Stored items from a collection:
== Segment start ==

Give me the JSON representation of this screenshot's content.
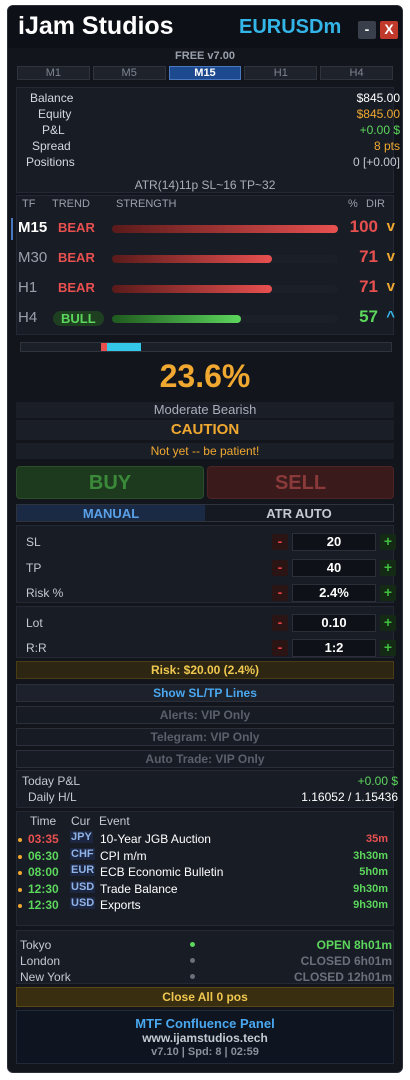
{
  "header": {
    "title": "iJam Studios",
    "symbol": "EURUSDm",
    "minimize_label": "-",
    "close_label": "X"
  },
  "version_label": "FREE v7.00",
  "timeframe_tabs": [
    {
      "label": "M1",
      "active": false
    },
    {
      "label": "M5",
      "active": false
    },
    {
      "label": "M15",
      "active": true
    },
    {
      "label": "H1",
      "active": false
    },
    {
      "label": "H4",
      "active": false
    }
  ],
  "account": {
    "balance_label": "Balance",
    "balance": "$845.00",
    "equity_label": "Equity",
    "equity": "$845.00",
    "pl_label": "P&L",
    "pl": "+0.00 $",
    "spread_label": "Spread",
    "spread": "8 pts",
    "positions_label": "Positions",
    "positions": "0 [+0.00]",
    "atr_line": "ATR(14)11p   SL~16   TP~32"
  },
  "trend_table": {
    "headers": {
      "tf": "TF",
      "trend": "TREND",
      "strength": "STRENGTH",
      "pct": "%",
      "dir": "DIR"
    },
    "rows": [
      {
        "tf": "M15",
        "trend": "BEAR",
        "strength_pct": 100,
        "pct": "100",
        "dir": "v",
        "selected": true
      },
      {
        "tf": "M30",
        "trend": "BEAR",
        "strength_pct": 71,
        "pct": "71",
        "dir": "v",
        "selected": false
      },
      {
        "tf": "H1",
        "trend": "BEAR",
        "strength_pct": 71,
        "pct": "71",
        "dir": "v",
        "selected": false
      },
      {
        "tf": "H4",
        "trend": "BULL",
        "strength_pct": 57,
        "pct": "57",
        "dir": "^",
        "selected": false
      }
    ]
  },
  "confluence": {
    "gauge_value_pct": 23.6,
    "percent": "23.6%",
    "bias": "Moderate Bearish",
    "signal": "CAUTION",
    "advice": "Not yet -- be patient!"
  },
  "trade": {
    "buy_label": "BUY",
    "sell_label": "SELL"
  },
  "mode_tabs": [
    {
      "label": "MANUAL",
      "active": true
    },
    {
      "label": "ATR AUTO",
      "active": false
    }
  ],
  "params": [
    {
      "label": "SL",
      "value": "20"
    },
    {
      "label": "TP",
      "value": "40"
    },
    {
      "label": "Risk %",
      "value": "2.4%"
    },
    {
      "label": "Lot",
      "value": "0.10"
    },
    {
      "label": "R:R",
      "value": "1:2"
    }
  ],
  "param_buttons": {
    "minus": "-",
    "plus": "+"
  },
  "risk_summary": "Risk: $20.00 (2.4%)",
  "show_lines_label": "Show SL/TP Lines",
  "vip_features": [
    "Alerts: VIP Only",
    "Telegram: VIP Only",
    "Auto Trade: VIP Only"
  ],
  "stats": {
    "today_pl_label": "Today P&L",
    "today_pl": "+0.00 $",
    "daily_hl_label": "Daily H/L",
    "daily_hl": "1.16052 / 1.15436"
  },
  "events": {
    "headers": {
      "time": "Time",
      "cur": "Cur",
      "event": "Event"
    },
    "rows": [
      {
        "time": "03:35",
        "cur": "JPY",
        "event": "10-Year JGB Auction",
        "remaining": "35m",
        "urgent": true
      },
      {
        "time": "06:30",
        "cur": "CHF",
        "event": "CPI m/m",
        "remaining": "3h30m",
        "urgent": false
      },
      {
        "time": "08:00",
        "cur": "EUR",
        "event": "ECB Economic Bulletin",
        "remaining": "5h0m",
        "urgent": false
      },
      {
        "time": "12:30",
        "cur": "USD",
        "event": "Trade Balance",
        "remaining": "9h30m",
        "urgent": false
      },
      {
        "time": "12:30",
        "cur": "USD",
        "event": "Exports",
        "remaining": "9h30m",
        "urgent": false
      }
    ]
  },
  "sessions": [
    {
      "name": "Tokyo",
      "status": "OPEN  8h01m",
      "open": true
    },
    {
      "name": "London",
      "status": "CLOSED  6h01m",
      "open": false
    },
    {
      "name": "New York",
      "status": "CLOSED  12h01m",
      "open": false
    }
  ],
  "close_all_label": "Close All 0 pos",
  "footer": {
    "name": "MTF Confluence Panel",
    "url": "www.ijamstudios.tech",
    "info": "v7.10  |  Spd: 8  |  02:59"
  },
  "colors": {
    "bear": "#e85050",
    "bull": "#5cd65c",
    "accent": "#34b5e8",
    "gold": "#f0a830"
  }
}
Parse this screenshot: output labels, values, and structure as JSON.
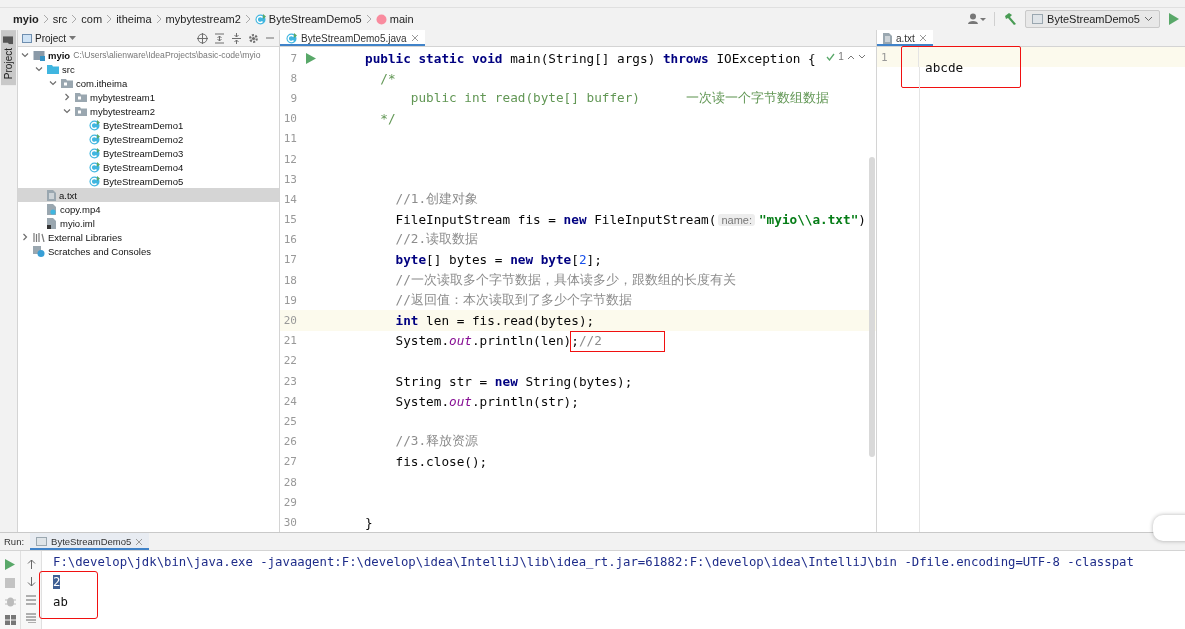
{
  "breadcrumbs": [
    {
      "label": "myio",
      "kind": "module"
    },
    {
      "label": "src",
      "kind": "folder"
    },
    {
      "label": "com",
      "kind": "folder"
    },
    {
      "label": "itheima",
      "kind": "folder"
    },
    {
      "label": "mybytestream2",
      "kind": "folder"
    },
    {
      "label": "ByteStreamDemo5",
      "kind": "class"
    },
    {
      "label": "main",
      "kind": "method"
    }
  ],
  "toolbar": {
    "run_configuration": "ByteStreamDemo5"
  },
  "side_tab": {
    "label": "Project",
    "selected": true
  },
  "project": {
    "title": "Project",
    "tree": [
      {
        "label": "myio",
        "path": "C:\\Users\\alienware\\IdeaProjects\\basic-code\\myio",
        "kind": "module",
        "expanded": true,
        "selected": false,
        "children": [
          {
            "label": "src",
            "kind": "source-folder",
            "expanded": true,
            "selected": false,
            "children": [
              {
                "label": "com.itheima",
                "kind": "package",
                "expanded": true,
                "selected": false,
                "children": [
                  {
                    "label": "mybytestream1",
                    "kind": "package",
                    "expanded": false,
                    "selected": false
                  },
                  {
                    "label": "mybytestream2",
                    "kind": "package",
                    "expanded": true,
                    "selected": false,
                    "children": [
                      {
                        "label": "ByteStreamDemo1",
                        "kind": "class",
                        "selected": false
                      },
                      {
                        "label": "ByteStreamDemo2",
                        "kind": "class",
                        "selected": false
                      },
                      {
                        "label": "ByteStreamDemo3",
                        "kind": "class",
                        "selected": false
                      },
                      {
                        "label": "ByteStreamDemo4",
                        "kind": "class",
                        "selected": false
                      },
                      {
                        "label": "ByteStreamDemo5",
                        "kind": "class",
                        "selected": false
                      }
                    ]
                  }
                ]
              }
            ]
          },
          {
            "label": "a.txt",
            "kind": "text-file",
            "selected": true
          },
          {
            "label": "copy.mp4",
            "kind": "unknown-file",
            "selected": false
          },
          {
            "label": "myio.iml",
            "kind": "module-file",
            "selected": false
          }
        ]
      },
      {
        "label": "External Libraries",
        "kind": "libraries",
        "expanded": false,
        "selected": false
      },
      {
        "label": "Scratches and Consoles",
        "kind": "scratches",
        "selected": false
      }
    ]
  },
  "editor": {
    "tabs": [
      {
        "label": "ByteStreamDemo5.java",
        "selected": true
      }
    ],
    "inspection_count": "1",
    "lines": [
      {
        "number": "7",
        "run": true,
        "current": false,
        "segments": [
          {
            "kind": "keyword",
            "text": "public static void"
          },
          {
            "kind": "plain",
            "text": " main(String[] args) "
          },
          {
            "kind": "keyword",
            "text": "throws"
          },
          {
            "kind": "plain",
            "text": " IOException {"
          }
        ]
      },
      {
        "number": "8",
        "run": false,
        "current": false,
        "segments": [
          {
            "kind": "doc",
            "text": "  /*"
          }
        ]
      },
      {
        "number": "9",
        "run": false,
        "current": false,
        "segments": [
          {
            "kind": "doc",
            "text": "      public int read(byte[] buffer)      一次读一个字节数组数据"
          }
        ]
      },
      {
        "number": "10",
        "run": false,
        "current": false,
        "segments": [
          {
            "kind": "doc",
            "text": "  */"
          }
        ]
      },
      {
        "number": "11",
        "run": false,
        "current": false
      },
      {
        "number": "12",
        "run": false,
        "current": false
      },
      {
        "number": "13",
        "run": false,
        "current": false
      },
      {
        "number": "14",
        "run": false,
        "current": false,
        "segments": [
          {
            "kind": "comment",
            "text": "    //1.创建对象"
          }
        ]
      },
      {
        "number": "15",
        "run": false,
        "current": false,
        "segments": [
          {
            "kind": "plain",
            "text": "    FileInputStream fis = "
          },
          {
            "kind": "keyword",
            "text": "new"
          },
          {
            "kind": "plain",
            "text": " FileInputStream("
          },
          {
            "kind": "hint",
            "text": "name:"
          },
          {
            "kind": "string",
            "text": "\"myio\\\\a.txt\""
          },
          {
            "kind": "plain",
            "text": ")"
          }
        ]
      },
      {
        "number": "16",
        "run": false,
        "current": false,
        "segments": [
          {
            "kind": "comment",
            "text": "    //2.读取数据"
          }
        ]
      },
      {
        "number": "17",
        "run": false,
        "current": false,
        "segments": [
          {
            "kind": "keyword",
            "text": "    byte"
          },
          {
            "kind": "plain",
            "text": "[] bytes = "
          },
          {
            "kind": "keyword",
            "text": "new byte"
          },
          {
            "kind": "plain",
            "text": "["
          },
          {
            "kind": "number",
            "text": "2"
          },
          {
            "kind": "plain",
            "text": "];"
          }
        ]
      },
      {
        "number": "18",
        "run": false,
        "current": false,
        "segments": [
          {
            "kind": "comment",
            "text": "    //一次读取多个字节数据，具体读多少，跟数组的长度有关"
          }
        ]
      },
      {
        "number": "19",
        "run": false,
        "current": false,
        "segments": [
          {
            "kind": "comment",
            "text": "    //返回值：本次读取到了多少个字节数据"
          }
        ]
      },
      {
        "number": "20",
        "run": false,
        "current": true,
        "segments": [
          {
            "kind": "keyword",
            "text": "    int"
          },
          {
            "kind": "plain",
            "text": " len = fis.read(bytes);"
          }
        ]
      },
      {
        "number": "21",
        "run": false,
        "current": false,
        "segments": [
          {
            "kind": "plain",
            "text": "    System."
          },
          {
            "kind": "field",
            "text": "out"
          },
          {
            "kind": "plain",
            "text": ".println(len)"
          },
          {
            "kind": "plain",
            "text": ";",
            "boxed": true
          },
          {
            "kind": "comment",
            "text": "//2",
            "boxed": true
          }
        ]
      },
      {
        "number": "22",
        "run": false,
        "current": false
      },
      {
        "number": "23",
        "run": false,
        "current": false,
        "segments": [
          {
            "kind": "plain",
            "text": "    String str = "
          },
          {
            "kind": "keyword",
            "text": "new"
          },
          {
            "kind": "plain",
            "text": " String(bytes);"
          }
        ]
      },
      {
        "number": "24",
        "run": false,
        "current": false,
        "segments": [
          {
            "kind": "plain",
            "text": "    System."
          },
          {
            "kind": "field",
            "text": "out"
          },
          {
            "kind": "plain",
            "text": ".println(str);"
          }
        ]
      },
      {
        "number": "25",
        "run": false,
        "current": false
      },
      {
        "number": "26",
        "run": false,
        "current": false,
        "segments": [
          {
            "kind": "comment",
            "text": "    //3.释放资源"
          }
        ]
      },
      {
        "number": "27",
        "run": false,
        "current": false,
        "segments": [
          {
            "kind": "plain",
            "text": "    fis.close();"
          }
        ]
      },
      {
        "number": "28",
        "run": false,
        "current": false
      },
      {
        "number": "29",
        "run": false,
        "current": false
      },
      {
        "number": "30",
        "run": false,
        "current": false,
        "segments": [
          {
            "kind": "plain",
            "text": "}"
          }
        ]
      }
    ]
  },
  "text_editor": {
    "tabs": [
      {
        "label": "a.txt",
        "selected": true
      }
    ],
    "lines": [
      {
        "number": "1",
        "text": "abcde",
        "boxed": true
      }
    ]
  },
  "run_panel": {
    "label": "Run:",
    "tabs": [
      {
        "label": "ByteStreamDemo5",
        "selected": true
      }
    ],
    "output": [
      {
        "kind": "command",
        "text": "F:\\develop\\jdk\\bin\\java.exe -javaagent:F:\\develop\\idea\\IntelliJ\\lib\\idea_rt.jar=61882:F:\\develop\\idea\\IntelliJ\\bin -Dfile.encoding=UTF-8 -classpat",
        "selected": false,
        "boxed": false
      },
      {
        "kind": "output",
        "text": "2",
        "selected": true,
        "boxed": true
      },
      {
        "kind": "output",
        "text": "ab",
        "selected": false,
        "boxed": true
      }
    ]
  }
}
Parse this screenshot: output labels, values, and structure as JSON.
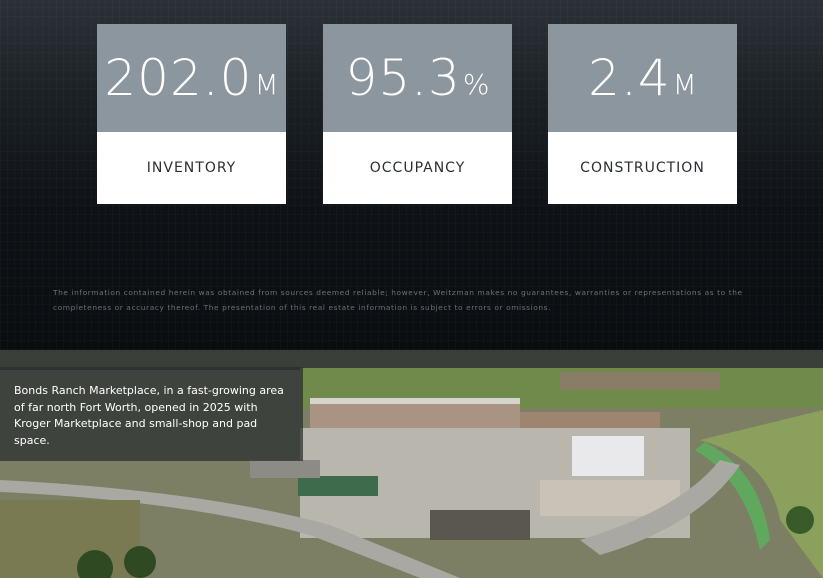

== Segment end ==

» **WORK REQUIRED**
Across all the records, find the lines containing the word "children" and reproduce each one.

» **RESPONSE BELOW**
        "children": [
            "children": [
                "children": [
                    "children": [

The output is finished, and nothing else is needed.